From January 28 through April 6, 1910, the Biograph company shot 20 one-reel films (including one film that began shooting in New York, and finished in California).  The first complete film Griffith made in California, “The Thread of Destiny,” was released March 7.  “Ramona,” filmed next to last, was the last of the California films to premier, on May 23, 1910.   Selected highlights from a few of them, with explanatory notes, follow:

Filmed at the ranch and chapel made famous — and a popular late 19th century tourist destination — as the setting of an 1887 best seller, “Ramona,” by author Helen Hunt Jackson. Griffith apparently persuaded Biograph to pay ($100) for the rights to make “Ramona,” and given that a rival studio, Vitagraph, had recently been sued and lost a hefty sum by filming an unauthorized knock-off of the copyrighted novel “Ben-Hur,” Griffith and company paid for the rights, and then stayed fairly close to the novel.  The source for this information on “Ramona, and recommended for further reading, is the entry on “Ramona” by Dr. Yuri Tsivian, Chicago University, published in “The Griffith Project, Volume 4, the Films of 1910,” pp. 77-82, by the British Film Institute (2000).

After introducing Ramona to Alessandro her expression softens; BELOW: the two men leave to do whatever ranchers and their field-hands do on Sunday mornings after church in 1910. In California.
Beginning in the frame at right, then continuing below in the next two sets of images, see the quiet fireworks of subtle, early silent film acting by someone who created within the new art form cinema, a new form of expression: film acting.
In the three frames above and the three below, we see Mary Pickford's Ramona watch Alessandro (who just seconds earlier had frightened her with his awkward attempt to meet her) depart. And then her reaction, registering in her face, changes from neutral to smile and then suddenly a nearly shocking, intensity of feeling that causes her to visibly GASP, close her eyes in disbelief, and then . . .(BELOW . . .)

For “Ramona” yes, she desires Alessandro.  But for Mary Pickford herself, no. My guess would be Owen Moore, who had been fired by Griffith, and from whom she would be separated in California. Moore was almost certainly her first love.  (At the end of her first day at Biograph eight months earlier Griffith asked her to have dinner with him — her response was that she had never even been out with a boy, much less an older man — and he was married, although she didn’t know this.)  Only 16, never knowing her father or any man in a trusting caring relationship, having been the primary support for her mother and two siblings since she was 7, and with the scrutiny she received at home and work, they would have had little time alone — she was very likely still a virgin.

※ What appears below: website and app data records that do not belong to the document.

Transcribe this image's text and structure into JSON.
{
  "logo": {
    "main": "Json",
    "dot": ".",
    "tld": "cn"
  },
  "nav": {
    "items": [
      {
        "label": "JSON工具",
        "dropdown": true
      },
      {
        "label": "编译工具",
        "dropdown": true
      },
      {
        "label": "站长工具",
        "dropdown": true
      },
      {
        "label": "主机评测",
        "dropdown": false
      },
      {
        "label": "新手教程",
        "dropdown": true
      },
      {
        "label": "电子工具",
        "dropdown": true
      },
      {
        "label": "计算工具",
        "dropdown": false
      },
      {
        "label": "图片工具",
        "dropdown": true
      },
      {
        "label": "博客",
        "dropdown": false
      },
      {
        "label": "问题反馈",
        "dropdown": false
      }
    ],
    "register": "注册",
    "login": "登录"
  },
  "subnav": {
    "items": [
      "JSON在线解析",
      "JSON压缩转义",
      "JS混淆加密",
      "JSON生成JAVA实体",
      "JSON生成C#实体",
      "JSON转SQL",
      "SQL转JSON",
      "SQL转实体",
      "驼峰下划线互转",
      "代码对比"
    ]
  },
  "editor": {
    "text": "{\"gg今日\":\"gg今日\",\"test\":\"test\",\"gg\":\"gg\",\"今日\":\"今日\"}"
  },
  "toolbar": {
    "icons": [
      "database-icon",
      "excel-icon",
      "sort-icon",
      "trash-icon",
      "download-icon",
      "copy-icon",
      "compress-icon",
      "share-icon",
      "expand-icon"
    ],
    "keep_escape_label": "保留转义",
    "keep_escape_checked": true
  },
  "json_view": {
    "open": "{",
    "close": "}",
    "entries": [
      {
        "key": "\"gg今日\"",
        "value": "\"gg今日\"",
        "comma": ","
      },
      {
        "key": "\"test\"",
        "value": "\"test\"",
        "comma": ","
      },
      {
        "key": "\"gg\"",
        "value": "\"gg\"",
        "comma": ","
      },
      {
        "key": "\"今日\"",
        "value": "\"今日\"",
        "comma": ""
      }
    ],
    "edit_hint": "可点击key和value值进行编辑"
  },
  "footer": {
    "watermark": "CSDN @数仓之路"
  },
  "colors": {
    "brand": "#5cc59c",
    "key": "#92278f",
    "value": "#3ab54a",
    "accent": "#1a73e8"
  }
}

I think her performance here was essentially, “method acting circa 1910,” with Owen Moore as the motivation, the catalyst for this scene for Mary’s Ramona.  And Griffith, well aware of all of this, may have used it to draw this performance from her.  It was a method he sometimes employed to increase the intensity of an actor’s performance, especially with his actresses.  Mary would turn 17 shortly after she returned to New York from California, and would elope with and marry Moore secretly — secret even from her mother and siblings — less than a year later, in January 1911.  A mistake, she would later admit.  And one of the two or three biggest mistakes of her life.